*What the exercise asks*
Every line holding the word "description" should be copied from the material.

***

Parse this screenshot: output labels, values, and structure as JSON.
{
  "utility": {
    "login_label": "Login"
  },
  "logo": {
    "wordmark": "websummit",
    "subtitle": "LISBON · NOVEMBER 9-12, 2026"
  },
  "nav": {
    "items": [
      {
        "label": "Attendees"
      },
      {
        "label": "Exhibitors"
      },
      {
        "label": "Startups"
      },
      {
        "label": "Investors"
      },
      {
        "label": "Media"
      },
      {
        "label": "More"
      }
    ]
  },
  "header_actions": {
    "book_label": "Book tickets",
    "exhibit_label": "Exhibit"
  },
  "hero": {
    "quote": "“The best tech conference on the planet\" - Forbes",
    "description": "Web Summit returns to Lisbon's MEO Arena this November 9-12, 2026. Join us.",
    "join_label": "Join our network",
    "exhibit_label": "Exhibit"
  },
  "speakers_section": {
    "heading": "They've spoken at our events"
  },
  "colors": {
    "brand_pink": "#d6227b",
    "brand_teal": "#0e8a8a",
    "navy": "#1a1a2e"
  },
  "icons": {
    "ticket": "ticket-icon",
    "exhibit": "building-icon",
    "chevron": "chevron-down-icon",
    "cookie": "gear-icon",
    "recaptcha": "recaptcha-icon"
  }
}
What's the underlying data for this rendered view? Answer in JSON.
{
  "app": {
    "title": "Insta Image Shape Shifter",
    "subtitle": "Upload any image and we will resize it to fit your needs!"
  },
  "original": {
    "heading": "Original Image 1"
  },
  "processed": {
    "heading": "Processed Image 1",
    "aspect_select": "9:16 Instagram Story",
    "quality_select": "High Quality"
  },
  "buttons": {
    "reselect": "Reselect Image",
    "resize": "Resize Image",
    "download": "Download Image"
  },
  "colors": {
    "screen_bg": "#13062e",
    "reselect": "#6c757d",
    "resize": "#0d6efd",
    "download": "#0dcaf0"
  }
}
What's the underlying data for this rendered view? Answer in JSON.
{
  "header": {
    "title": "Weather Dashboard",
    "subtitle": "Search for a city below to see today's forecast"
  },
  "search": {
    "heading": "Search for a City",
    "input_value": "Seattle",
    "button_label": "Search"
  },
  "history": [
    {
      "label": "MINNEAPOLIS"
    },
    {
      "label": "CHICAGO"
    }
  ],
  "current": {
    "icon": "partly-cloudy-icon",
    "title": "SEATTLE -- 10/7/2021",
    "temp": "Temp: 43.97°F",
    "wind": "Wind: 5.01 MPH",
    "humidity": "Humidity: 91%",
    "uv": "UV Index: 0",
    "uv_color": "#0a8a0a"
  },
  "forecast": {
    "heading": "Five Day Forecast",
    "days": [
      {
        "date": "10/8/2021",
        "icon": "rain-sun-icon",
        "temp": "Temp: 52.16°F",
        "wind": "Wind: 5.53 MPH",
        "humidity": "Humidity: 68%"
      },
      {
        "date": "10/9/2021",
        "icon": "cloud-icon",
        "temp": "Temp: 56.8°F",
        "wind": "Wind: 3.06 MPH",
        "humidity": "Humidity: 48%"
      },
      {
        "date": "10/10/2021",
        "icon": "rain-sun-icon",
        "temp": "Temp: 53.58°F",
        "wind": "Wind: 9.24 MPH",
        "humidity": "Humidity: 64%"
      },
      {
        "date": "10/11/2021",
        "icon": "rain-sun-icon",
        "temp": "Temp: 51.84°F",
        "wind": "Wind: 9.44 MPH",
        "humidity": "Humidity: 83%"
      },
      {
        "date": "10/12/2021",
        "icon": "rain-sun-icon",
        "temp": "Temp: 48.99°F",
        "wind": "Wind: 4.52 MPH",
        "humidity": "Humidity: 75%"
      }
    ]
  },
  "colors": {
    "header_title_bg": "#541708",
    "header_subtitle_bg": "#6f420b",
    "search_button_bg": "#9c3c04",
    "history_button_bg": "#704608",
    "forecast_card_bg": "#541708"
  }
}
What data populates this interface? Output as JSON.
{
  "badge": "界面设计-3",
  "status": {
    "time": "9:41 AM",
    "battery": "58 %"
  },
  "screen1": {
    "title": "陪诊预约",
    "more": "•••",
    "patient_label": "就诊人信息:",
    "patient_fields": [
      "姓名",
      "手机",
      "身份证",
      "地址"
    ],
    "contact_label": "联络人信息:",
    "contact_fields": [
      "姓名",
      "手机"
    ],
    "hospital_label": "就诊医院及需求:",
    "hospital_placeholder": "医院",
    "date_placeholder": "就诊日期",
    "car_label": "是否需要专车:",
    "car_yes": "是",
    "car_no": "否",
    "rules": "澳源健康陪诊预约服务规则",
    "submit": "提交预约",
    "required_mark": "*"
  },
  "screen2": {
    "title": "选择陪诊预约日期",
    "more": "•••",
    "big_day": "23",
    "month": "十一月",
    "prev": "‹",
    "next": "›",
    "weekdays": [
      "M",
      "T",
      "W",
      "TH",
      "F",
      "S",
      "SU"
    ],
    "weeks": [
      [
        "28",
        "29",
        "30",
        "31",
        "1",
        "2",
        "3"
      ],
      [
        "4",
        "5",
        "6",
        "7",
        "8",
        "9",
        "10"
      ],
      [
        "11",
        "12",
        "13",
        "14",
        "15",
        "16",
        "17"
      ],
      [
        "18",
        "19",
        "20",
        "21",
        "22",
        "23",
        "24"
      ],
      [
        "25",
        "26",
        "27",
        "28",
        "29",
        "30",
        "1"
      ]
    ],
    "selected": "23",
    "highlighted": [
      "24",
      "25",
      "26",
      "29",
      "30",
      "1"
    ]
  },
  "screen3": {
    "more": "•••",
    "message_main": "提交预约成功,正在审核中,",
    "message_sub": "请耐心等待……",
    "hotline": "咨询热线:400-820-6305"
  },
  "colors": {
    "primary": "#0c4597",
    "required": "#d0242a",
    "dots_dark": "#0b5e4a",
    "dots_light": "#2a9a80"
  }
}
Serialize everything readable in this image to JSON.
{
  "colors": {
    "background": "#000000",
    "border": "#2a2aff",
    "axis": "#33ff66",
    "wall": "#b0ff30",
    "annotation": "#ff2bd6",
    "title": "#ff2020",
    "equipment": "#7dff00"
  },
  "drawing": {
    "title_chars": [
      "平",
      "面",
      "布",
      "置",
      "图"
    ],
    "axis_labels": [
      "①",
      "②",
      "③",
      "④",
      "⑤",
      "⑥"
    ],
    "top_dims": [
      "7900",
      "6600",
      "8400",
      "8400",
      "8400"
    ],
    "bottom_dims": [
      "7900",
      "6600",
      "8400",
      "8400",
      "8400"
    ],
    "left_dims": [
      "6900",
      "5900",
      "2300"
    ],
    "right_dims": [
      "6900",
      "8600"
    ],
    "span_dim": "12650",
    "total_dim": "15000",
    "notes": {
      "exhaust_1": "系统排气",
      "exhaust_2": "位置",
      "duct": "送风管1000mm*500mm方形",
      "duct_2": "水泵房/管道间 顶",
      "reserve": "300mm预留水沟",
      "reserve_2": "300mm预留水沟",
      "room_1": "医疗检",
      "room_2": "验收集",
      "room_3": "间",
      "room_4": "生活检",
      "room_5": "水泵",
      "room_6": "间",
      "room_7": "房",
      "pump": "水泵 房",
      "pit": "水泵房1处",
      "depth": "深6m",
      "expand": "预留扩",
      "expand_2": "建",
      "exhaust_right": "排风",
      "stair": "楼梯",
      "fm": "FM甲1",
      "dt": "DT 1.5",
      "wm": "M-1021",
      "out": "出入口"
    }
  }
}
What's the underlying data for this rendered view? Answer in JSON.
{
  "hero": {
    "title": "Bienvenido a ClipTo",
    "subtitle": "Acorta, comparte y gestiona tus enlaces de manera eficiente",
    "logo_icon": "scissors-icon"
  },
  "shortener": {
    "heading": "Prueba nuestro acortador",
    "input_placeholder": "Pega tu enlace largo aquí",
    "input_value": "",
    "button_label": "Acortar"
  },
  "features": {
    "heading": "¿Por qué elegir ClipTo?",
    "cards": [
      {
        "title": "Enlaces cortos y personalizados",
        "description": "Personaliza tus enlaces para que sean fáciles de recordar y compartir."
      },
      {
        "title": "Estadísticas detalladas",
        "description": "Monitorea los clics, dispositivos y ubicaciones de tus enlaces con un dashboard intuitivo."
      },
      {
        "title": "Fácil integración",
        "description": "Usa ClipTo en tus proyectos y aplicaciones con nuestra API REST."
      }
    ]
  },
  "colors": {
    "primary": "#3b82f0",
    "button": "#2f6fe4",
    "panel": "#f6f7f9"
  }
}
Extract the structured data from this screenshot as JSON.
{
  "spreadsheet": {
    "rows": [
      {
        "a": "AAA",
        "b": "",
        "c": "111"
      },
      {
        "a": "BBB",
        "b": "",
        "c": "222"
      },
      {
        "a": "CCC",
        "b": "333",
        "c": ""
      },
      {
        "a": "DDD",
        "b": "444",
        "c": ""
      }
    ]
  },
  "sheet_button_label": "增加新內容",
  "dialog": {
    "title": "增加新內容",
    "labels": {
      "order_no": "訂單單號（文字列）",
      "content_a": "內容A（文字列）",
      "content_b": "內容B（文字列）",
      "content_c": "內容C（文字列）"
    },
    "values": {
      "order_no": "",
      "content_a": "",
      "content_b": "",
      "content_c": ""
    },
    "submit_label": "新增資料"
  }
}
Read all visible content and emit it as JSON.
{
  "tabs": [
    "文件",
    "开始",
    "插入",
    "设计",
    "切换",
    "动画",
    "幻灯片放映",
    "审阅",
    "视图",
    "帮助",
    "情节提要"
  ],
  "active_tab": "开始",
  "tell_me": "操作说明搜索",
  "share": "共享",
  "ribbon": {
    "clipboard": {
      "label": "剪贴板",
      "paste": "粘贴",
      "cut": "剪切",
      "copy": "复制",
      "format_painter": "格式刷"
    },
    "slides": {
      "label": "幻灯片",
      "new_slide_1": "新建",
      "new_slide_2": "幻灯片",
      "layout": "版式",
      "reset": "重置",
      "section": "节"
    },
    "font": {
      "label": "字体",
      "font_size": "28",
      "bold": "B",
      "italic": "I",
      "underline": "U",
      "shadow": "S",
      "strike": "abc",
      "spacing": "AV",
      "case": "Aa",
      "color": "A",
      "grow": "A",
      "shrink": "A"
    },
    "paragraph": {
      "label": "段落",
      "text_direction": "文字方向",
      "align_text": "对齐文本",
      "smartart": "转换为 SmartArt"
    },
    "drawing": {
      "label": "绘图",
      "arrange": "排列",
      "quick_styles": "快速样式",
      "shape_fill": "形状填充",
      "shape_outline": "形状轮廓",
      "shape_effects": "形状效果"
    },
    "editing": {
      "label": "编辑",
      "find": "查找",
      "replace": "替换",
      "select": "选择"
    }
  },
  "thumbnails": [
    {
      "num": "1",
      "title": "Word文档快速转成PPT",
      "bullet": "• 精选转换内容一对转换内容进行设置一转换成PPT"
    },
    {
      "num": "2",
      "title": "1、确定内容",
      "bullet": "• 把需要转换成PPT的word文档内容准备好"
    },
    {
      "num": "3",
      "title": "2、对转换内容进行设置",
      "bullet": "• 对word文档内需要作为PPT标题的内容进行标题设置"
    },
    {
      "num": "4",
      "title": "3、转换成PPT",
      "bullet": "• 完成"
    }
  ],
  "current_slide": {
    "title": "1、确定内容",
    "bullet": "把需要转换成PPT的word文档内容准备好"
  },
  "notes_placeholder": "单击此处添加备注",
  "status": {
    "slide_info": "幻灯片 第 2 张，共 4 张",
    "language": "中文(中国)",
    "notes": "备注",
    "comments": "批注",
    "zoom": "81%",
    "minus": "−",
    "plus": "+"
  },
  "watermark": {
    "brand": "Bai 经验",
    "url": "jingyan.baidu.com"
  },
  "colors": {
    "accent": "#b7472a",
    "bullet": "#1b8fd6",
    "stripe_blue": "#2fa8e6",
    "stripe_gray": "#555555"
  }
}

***

*Your response*
    "description": "Web Summit returns to Lisbon's MEO Arena this November 9-12, 2026. Join us.",
        "description": "Personaliza tus enlaces para que sean fáciles de recordar y compartir."
        "description": "Monitorea los clics, dispositivos y ubicaciones de tus enlaces con un dashboard intuitivo."
        "description": "Usa ClipTo en tus proyectos y aplicaciones con nuestra API REST."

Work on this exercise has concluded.